→ What you have to do:
Word for word, output every line of the material below, minus pictures.

---------- Source data

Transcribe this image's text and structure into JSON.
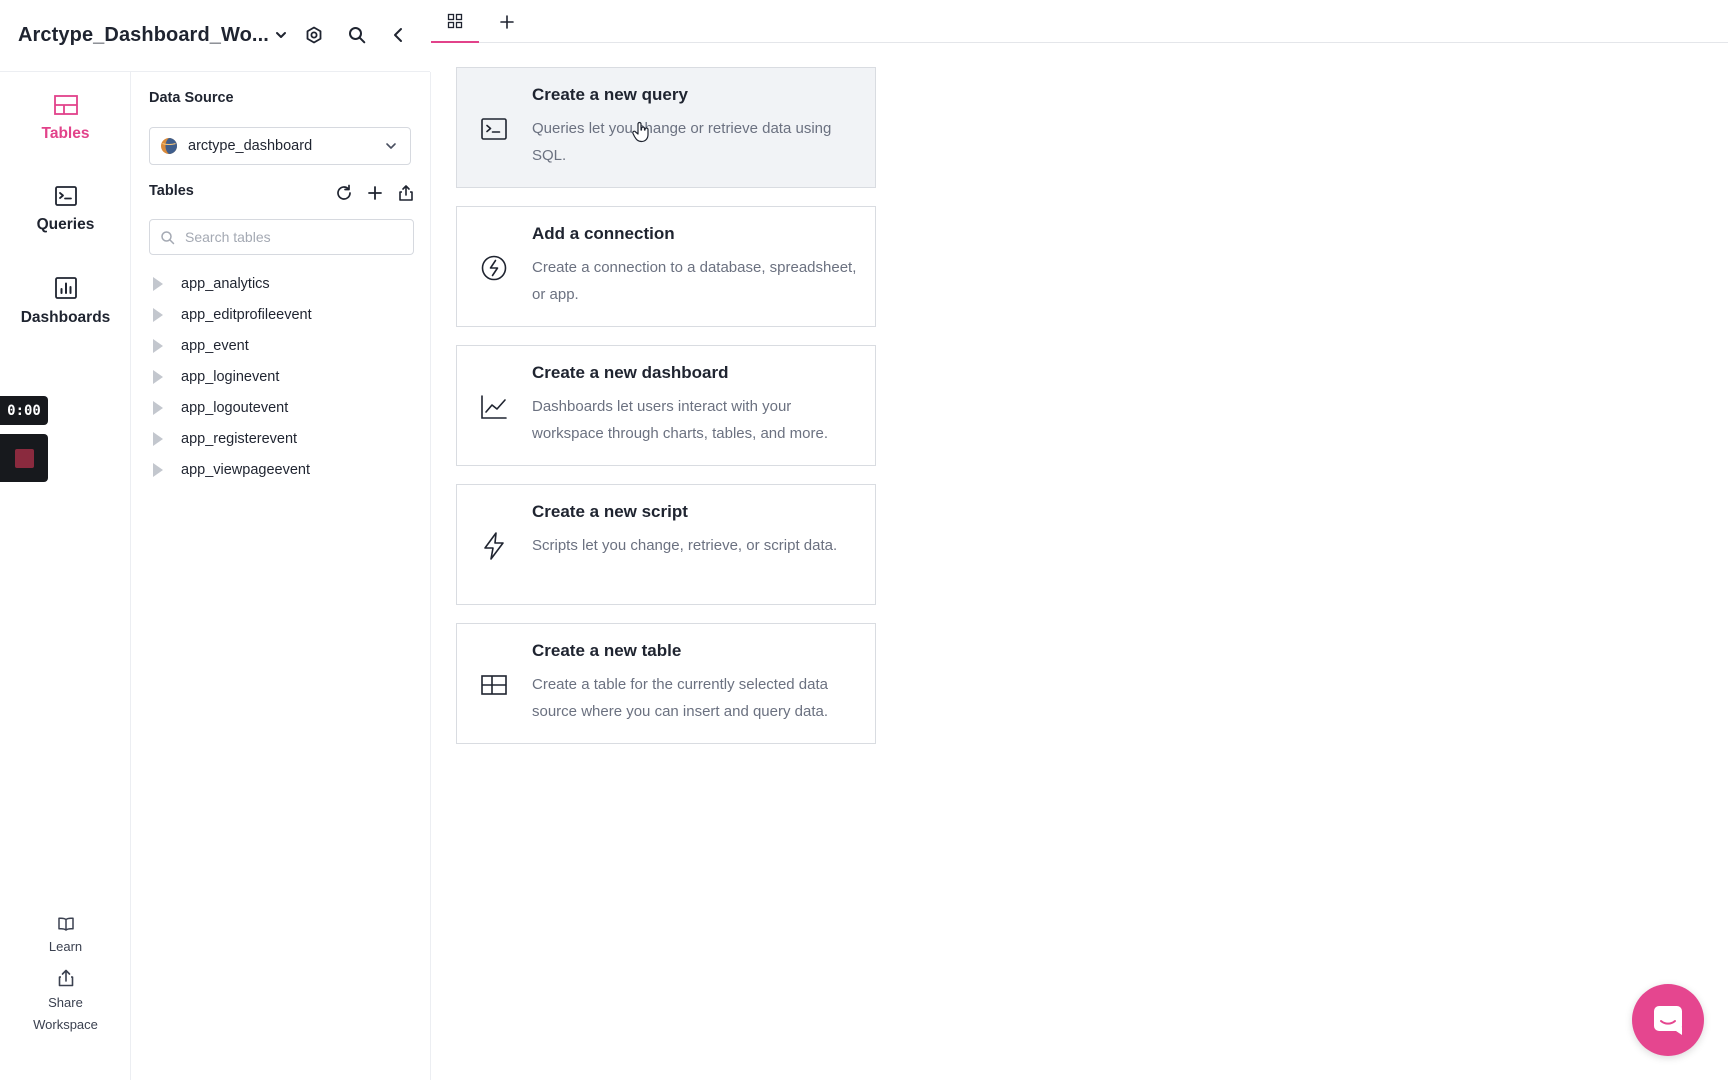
{
  "workspace": {
    "title": "Arctype_Dashboard_Wo..."
  },
  "header_icons": [
    "chevron-down-icon",
    "settings-icon",
    "search-icon",
    "collapse-chevron-icon"
  ],
  "rail": {
    "items": [
      {
        "label": "Tables",
        "icon": "table-icon",
        "active": true
      },
      {
        "label": "Queries",
        "icon": "terminal-icon",
        "active": false
      },
      {
        "label": "Dashboards",
        "icon": "bar-chart-icon",
        "active": false
      }
    ],
    "bottom": [
      {
        "label": "Learn",
        "icon": "book-icon"
      },
      {
        "label": "Share Workspace",
        "icon": "share-icon"
      }
    ]
  },
  "recording": {
    "time": "0:00"
  },
  "panel": {
    "data_source_label": "Data Source",
    "data_source_value": "arctype_dashboard",
    "tables_label": "Tables",
    "search_placeholder": "Search tables",
    "tables": [
      "app_analytics",
      "app_editprofileevent",
      "app_event",
      "app_loginevent",
      "app_logoutevent",
      "app_registerevent",
      "app_viewpageevent"
    ]
  },
  "cards": [
    {
      "title": "Create a new query",
      "description": "Queries let you change or retrieve data using SQL.",
      "icon": "terminal-icon"
    },
    {
      "title": "Add a connection",
      "description": "Create a connection to a database, spreadsheet, or app.",
      "icon": "connection-icon"
    },
    {
      "title": "Create a new dashboard",
      "description": "Dashboards let users interact with your workspace through charts, tables, and more.",
      "icon": "line-chart-icon"
    },
    {
      "title": "Create a new script",
      "description": "Scripts let you change, retrieve, or script data.",
      "icon": "lightning-icon"
    },
    {
      "title": "Create a new table",
      "description": "Create a table for the currently selected data source where you can insert and query data.",
      "icon": "table-icon"
    }
  ],
  "colors": {
    "accent": "#e2428a",
    "chat": "#e5468f",
    "text": "#1f2430",
    "muted": "#6b7180",
    "border": "#d9dce1"
  }
}
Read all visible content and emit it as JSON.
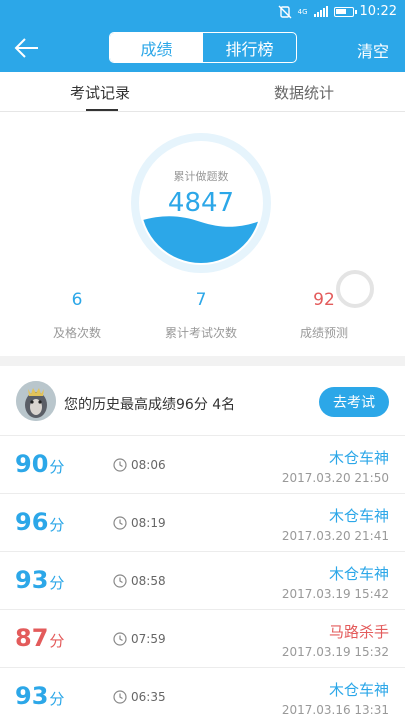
{
  "status_bar": {
    "network": "4G",
    "time": "10:22"
  },
  "header": {
    "tabs": [
      {
        "label": "成绩",
        "active": true
      },
      {
        "label": "排行榜",
        "active": false
      }
    ],
    "clear_label": "清空"
  },
  "subtabs": [
    {
      "label": "考试记录",
      "active": true
    },
    {
      "label": "数据统计",
      "active": false
    }
  ],
  "gauge": {
    "label": "累计做题数",
    "value": "4847"
  },
  "stats": [
    {
      "value": "6",
      "label": "及格次数"
    },
    {
      "value": "7",
      "label": "累计考试次数"
    },
    {
      "value": "92",
      "label": "成绩预测"
    }
  ],
  "best": {
    "text": "您的历史最高成绩96分  4名",
    "button_label": "去考试"
  },
  "records": [
    {
      "score": "90",
      "unit": "分",
      "duration": "08:06",
      "title": "木仓车神",
      "datetime": "2017.03.20  21:50",
      "status": "pass"
    },
    {
      "score": "96",
      "unit": "分",
      "duration": "08:19",
      "title": "木仓车神",
      "datetime": "2017.03.20  21:41",
      "status": "pass"
    },
    {
      "score": "93",
      "unit": "分",
      "duration": "08:58",
      "title": "木仓车神",
      "datetime": "2017.03.19  15:42",
      "status": "pass"
    },
    {
      "score": "87",
      "unit": "分",
      "duration": "07:59",
      "title": "马路杀手",
      "datetime": "2017.03.19  15:32",
      "status": "fail"
    },
    {
      "score": "93",
      "unit": "分",
      "duration": "06:35",
      "title": "木仓车神",
      "datetime": "2017.03.16  13:31",
      "status": "pass"
    }
  ],
  "colors": {
    "accent": "#2ca7e8",
    "fail": "#e35b5b",
    "muted": "#999999"
  }
}
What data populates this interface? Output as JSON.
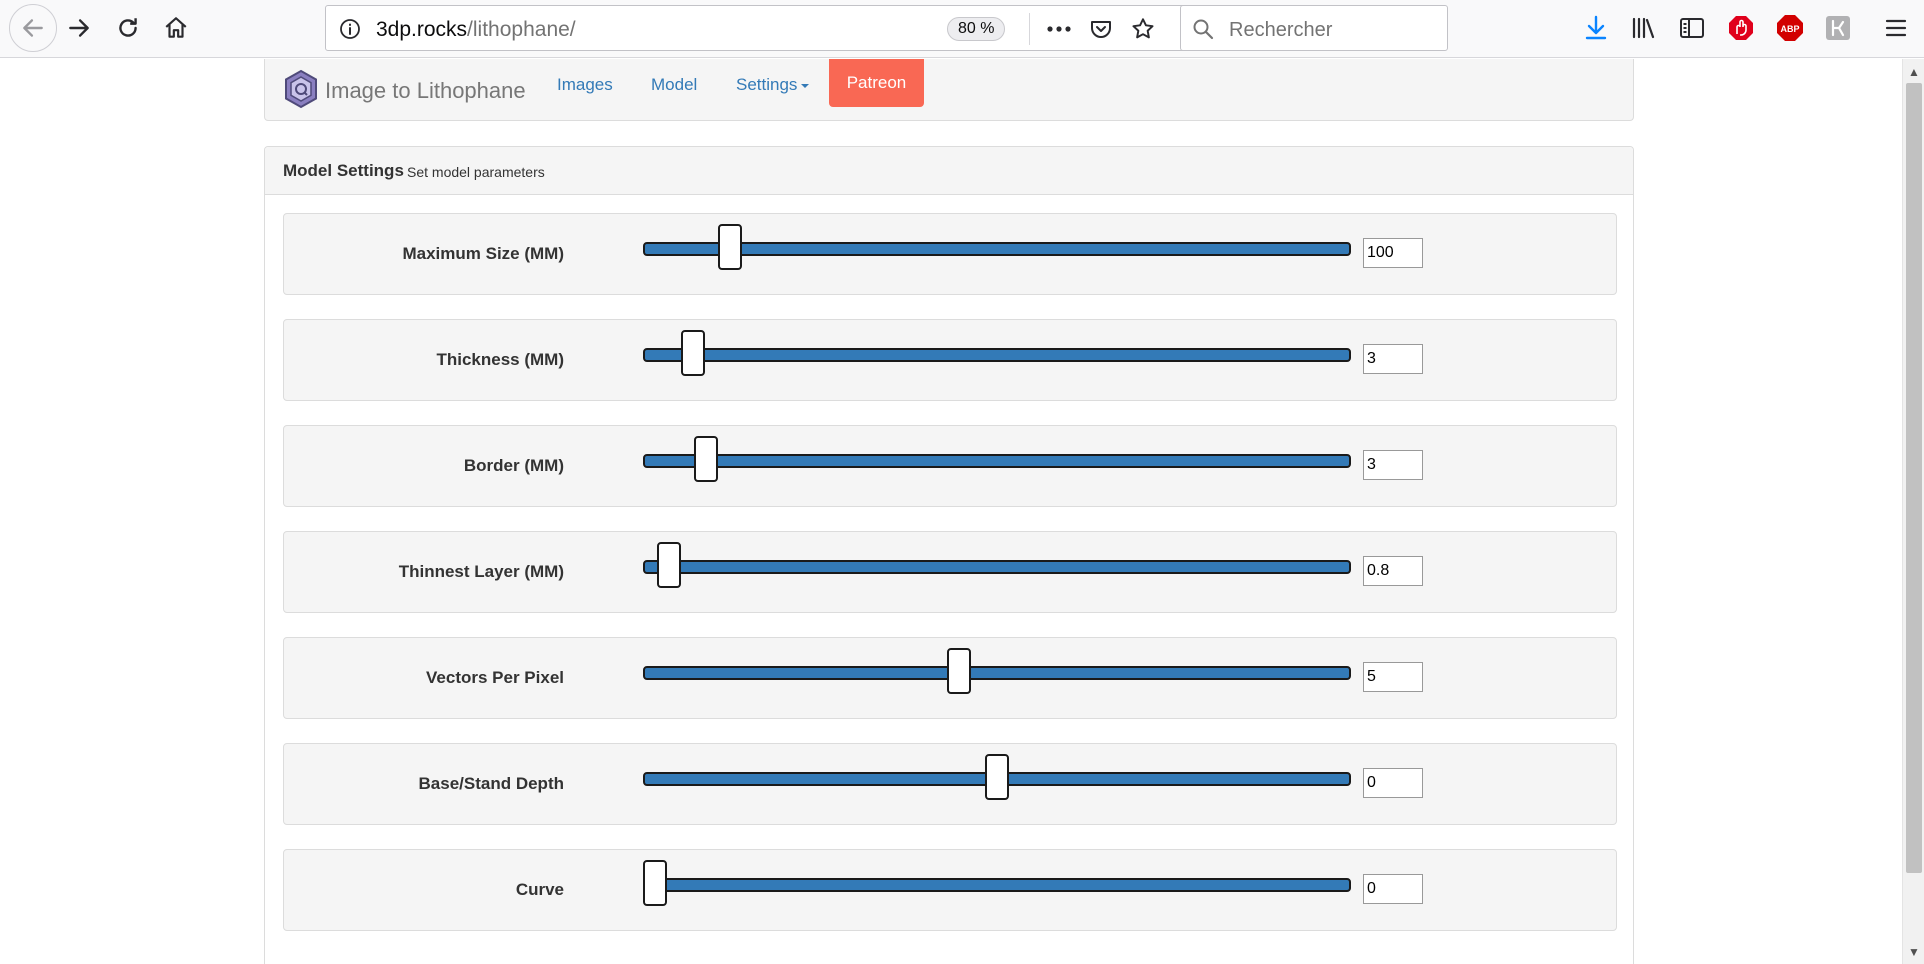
{
  "browser": {
    "url_host": "3dp.rocks",
    "url_path": "/lithophane/",
    "zoom": "80 %",
    "search_placeholder": "Rechercher",
    "accent_download": "#0a84ff",
    "accent_opera": "#e0001b",
    "accent_abp": "#d20000"
  },
  "nav": {
    "brand": "Image to Lithophane",
    "links": [
      "Images",
      "Model",
      "Settings"
    ],
    "patreon": "Patreon",
    "patreon_color": "#f96854"
  },
  "panel": {
    "title": "Model Settings",
    "subtitle": "Set model parameters"
  },
  "settings": [
    {
      "label": "Maximum Size (MM)",
      "value": "100",
      "slider_fraction": 0.11
    },
    {
      "label": "Thickness (MM)",
      "value": "3",
      "slider_fraction": 0.055
    },
    {
      "label": "Border (MM)",
      "value": "3",
      "slider_fraction": 0.075
    },
    {
      "label": "Thinnest Layer (MM)",
      "value": "0.8",
      "slider_fraction": 0.02
    },
    {
      "label": "Vectors Per Pixel",
      "value": "5",
      "slider_fraction": 0.445
    },
    {
      "label": "Base/Stand Depth",
      "value": "0",
      "slider_fraction": 0.5
    },
    {
      "label": "Curve",
      "value": "0",
      "slider_fraction": 0.0
    }
  ]
}
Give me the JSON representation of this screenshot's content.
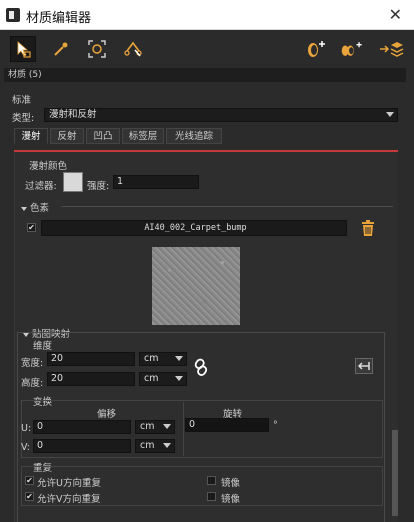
{
  "window": {
    "title": "材质编辑器",
    "close_glyph": "✕"
  },
  "toolbar": {
    "tools": [
      "select-arrow-icon",
      "eyedropper-icon",
      "scan-frame-icon",
      "scissors-icon"
    ],
    "right_tools": [
      "add-material-icon",
      "add-multiple-materials-icon",
      "import-stack-icon"
    ],
    "accent": "#e8a33a"
  },
  "material_header": "材质 (5)",
  "standard": {
    "label": "标准",
    "type_label": "类型:",
    "type_value": "漫射和反射"
  },
  "tabs": [
    "漫射",
    "反射",
    "凹凸",
    "标签层",
    "光线追踪"
  ],
  "diffuse_color": {
    "label": "漫射颜色",
    "filter_label": "过滤器:",
    "strength_label": "强度:",
    "strength_value": "1"
  },
  "texture": {
    "section_label": "色素",
    "name": "AI40_002_Carpet_bump"
  },
  "mapping": {
    "label": "贴图映射",
    "dimension": {
      "label": "维度",
      "width_label": "宽度:",
      "width_value": "20",
      "width_unit": "cm",
      "height_label": "高度:",
      "height_value": "20",
      "height_unit": "cm"
    },
    "transform": {
      "label": "变换",
      "offset_label": "偏移",
      "rotation_label": "旋转",
      "u_label": "U:",
      "u_value": "0",
      "u_unit": "cm",
      "v_label": "V:",
      "v_value": "0",
      "v_unit": "cm",
      "rotation_value": "0",
      "degree": "°"
    },
    "repeat": {
      "label": "重复",
      "allow_u": "允许U方向重复",
      "allow_v": "允许V方向重复",
      "mirror1": "镜像",
      "mirror2": "镜像"
    }
  },
  "colors": {
    "red": "#c43a3a",
    "gold": "#e8a33a"
  }
}
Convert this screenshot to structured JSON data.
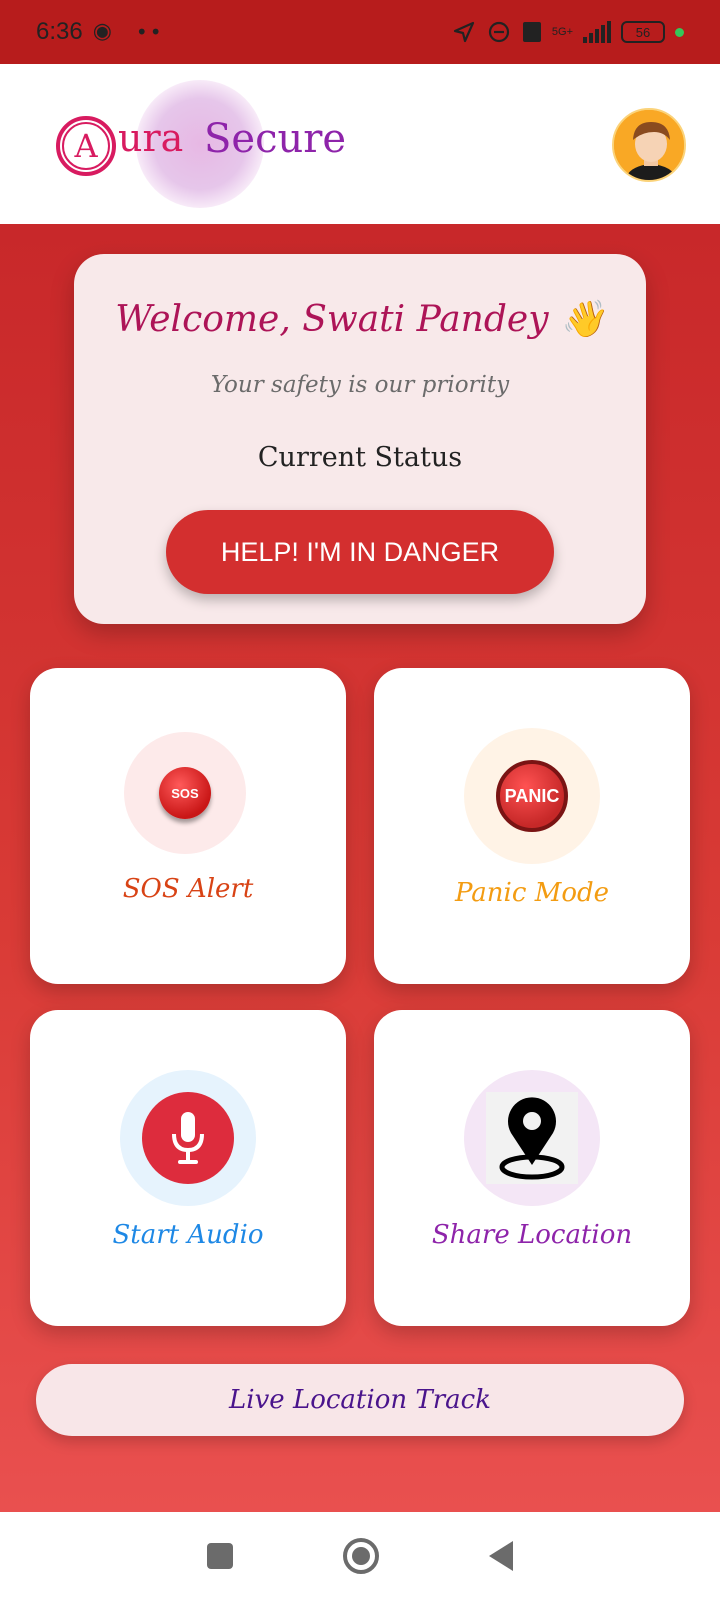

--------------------

→ Answer section:
Transcribe this image's text and structure into JSON.
{
  "workspace": {
    "title": "Arctype_Dashboard_Wo..."
  },
  "header_icons": [
    "chevron-down-icon",
    "settings-icon",
    "search-icon",
    "collapse-chevron-icon"
  ],
  "rail": {
    "items": [
      {
        "label": "Tables",
        "icon": "table-icon",
        "active": true
      },
      {
        "label": "Queries",
        "icon": "terminal-icon",
        "active": false
      },
      {
        "label": "Dashboards",
        "icon": "bar-chart-icon",
        "active": false
      }
    ],
    "bottom": [
      {
        "label": "Learn",
        "icon": "book-icon"
      },
      {
        "label": "Share Workspace",
        "icon": "share-icon"
      }
    ]
  },
  "recording": {
    "time": "0:00"
  },
  "panel": {
    "data_source_label": "Data Source",
    "data_source_value": "arctype_dashboard",
    "tables_label": "Tables",
    "search_placeholder": "Search tables",
    "tables": [
      "app_analytics",
      "app_editprofileevent",
      "app_event",
      "app_loginevent",
      "app_logoutevent",
      "app_registerevent",
      "app_viewpageevent"
    ]
  },
  "cards": [
    {
      "title": "Create a new query",
      "description": "Queries let you change or retrieve data using SQL.",
      "icon": "terminal-icon"
    },
    {
      "title": "Add a connection",
      "description": "Create a connection to a database, spreadsheet, or app.",
      "icon": "connection-icon"
    },
    {
      "title": "Create a new dashboard",
      "description": "Dashboards let users interact with your workspace through charts, tables, and more.",
      "icon": "line-chart-icon"
    },
    {
      "title": "Create a new script",
      "description": "Scripts let you change, retrieve, or script data.",
      "icon": "lightning-icon"
    },
    {
      "title": "Create a new table",
      "description": "Create a table for the currently selected data source where you can insert and query data.",
      "icon": "table-icon"
    }
  ],
  "colors": {
    "accent": "#e2428a",
    "chat": "#e5468f",
    "text": "#1f2430",
    "muted": "#6b7180",
    "border": "#d9dce1"
  }
}
Read all visible content and emit it as JSON.
{
  "status_bar": {
    "network": "4G",
    "time": "10:22"
  },
  "header": {
    "tabs": [
      {
        "label": "成绩",
        "active": true
      },
      {
        "label": "排行榜",
        "active": false
      }
    ],
    "clear_label": "清空"
  },
  "subtabs": [
    {
      "label": "考试记录",
      "active": true
    },
    {
      "label": "数据统计",
      "active": false
    }
  ],
  "gauge": {
    "label": "累计做题数",
    "value": "4847"
  },
  "stats": [
    {
      "value": "6",
      "label": "及格次数"
    },
    {
      "value": "7",
      "label": "累计考试次数"
    },
    {
      "value": "92",
      "label": "成绩预测"
    }
  ],
  "best": {
    "text": "您的历史最高成绩96分  4名",
    "button_label": "去考试"
  },
  "records": [
    {
      "score": "90",
      "unit": "分",
      "duration": "08:06",
      "title": "木仓车神",
      "datetime": "2017.03.20  21:50",
      "status": "pass"
    },
    {
      "score": "96",
      "unit": "分",
      "duration": "08:19",
      "title": "木仓车神",
      "datetime": "2017.03.20  21:41",
      "status": "pass"
    },
    {
      "score": "93",
      "unit": "分",
      "duration": "08:58",
      "title": "木仓车神",
      "datetime": "2017.03.19  15:42",
      "status": "pass"
    },
    {
      "score": "87",
      "unit": "分",
      "duration": "07:59",
      "title": "马路杀手",
      "datetime": "2017.03.19  15:32",
      "status": "fail"
    },
    {
      "score": "93",
      "unit": "分",
      "duration": "06:35",
      "title": "木仓车神",
      "datetime": "2017.03.16  13:31",
      "status": "pass"
    }
  ],
  "colors": {
    "accent": "#2ca7e8",
    "fail": "#e35b5b",
    "muted": "#999999"
  }
}
What data populates this interface? Output as JSON.
{
  "browser": {
    "url_host": "3dp.rocks",
    "url_path": "/lithophane/",
    "zoom": "80 %",
    "search_placeholder": "Rechercher",
    "accent_download": "#0a84ff",
    "accent_opera": "#e0001b",
    "accent_abp": "#d20000"
  },
  "nav": {
    "brand": "Image to Lithophane",
    "links": [
      "Images",
      "Model",
      "Settings"
    ],
    "patreon": "Patreon",
    "patreon_color": "#f96854"
  },
  "panel": {
    "title": "Model Settings",
    "subtitle": "Set model parameters"
  },
  "settings": [
    {
      "label": "Maximum Size (MM)",
      "value": "100",
      "slider_fraction": 0.11
    },
    {
      "label": "Thickness (MM)",
      "value": "3",
      "slider_fraction": 0.055
    },
    {
      "label": "Border (MM)",
      "value": "3",
      "slider_fraction": 0.075
    },
    {
      "label": "Thinnest Layer (MM)",
      "value": "0.8",
      "slider_fraction": 0.02
    },
    {
      "label": "Vectors Per Pixel",
      "value": "5",
      "slider_fraction": 0.445
    },
    {
      "label": "Base/Stand Depth",
      "value": "0",
      "slider_fraction": 0.5
    },
    {
      "label": "Curve",
      "value": "0",
      "slider_fraction": 0.0
    }
  ]
}
Give me the JSON representation of this screenshot's content.
{
  "window": {
    "title": "材质编辑器",
    "close_glyph": "✕"
  },
  "toolbar": {
    "tools": [
      "select-arrow-icon",
      "eyedropper-icon",
      "scan-frame-icon",
      "scissors-icon"
    ],
    "right_tools": [
      "add-material-icon",
      "add-multiple-materials-icon",
      "import-stack-icon"
    ],
    "accent": "#e8a33a"
  },
  "material_header": "材质 (5)",
  "standard": {
    "label": "标准",
    "type_label": "类型:",
    "type_value": "漫射和反射"
  },
  "tabs": [
    "漫射",
    "反射",
    "凹凸",
    "标签层",
    "光线追踪"
  ],
  "diffuse_color": {
    "label": "漫射颜色",
    "filter_label": "过滤器:",
    "strength_label": "强度:",
    "strength_value": "1"
  },
  "texture": {
    "section_label": "色素",
    "name": "AI40_002_Carpet_bump"
  },
  "mapping": {
    "label": "贴图映射",
    "dimension": {
      "label": "维度",
      "width_label": "宽度:",
      "width_value": "20",
      "width_unit": "cm",
      "height_label": "高度:",
      "height_value": "20",
      "height_unit": "cm"
    },
    "transform": {
      "label": "变换",
      "offset_label": "偏移",
      "rotation_label": "旋转",
      "u_label": "U:",
      "u_value": "0",
      "u_unit": "cm",
      "v_label": "V:",
      "v_value": "0",
      "v_unit": "cm",
      "rotation_value": "0",
      "degree": "°"
    },
    "repeat": {
      "label": "重复",
      "allow_u": "允许U方向重复",
      "allow_v": "允许V方向重复",
      "mirror1": "镜像",
      "mirror2": "镜像"
    }
  },
  "colors": {
    "red": "#c43a3a",
    "gold": "#e8a33a"
  }
}
Convert this screenshot to structured JSON data.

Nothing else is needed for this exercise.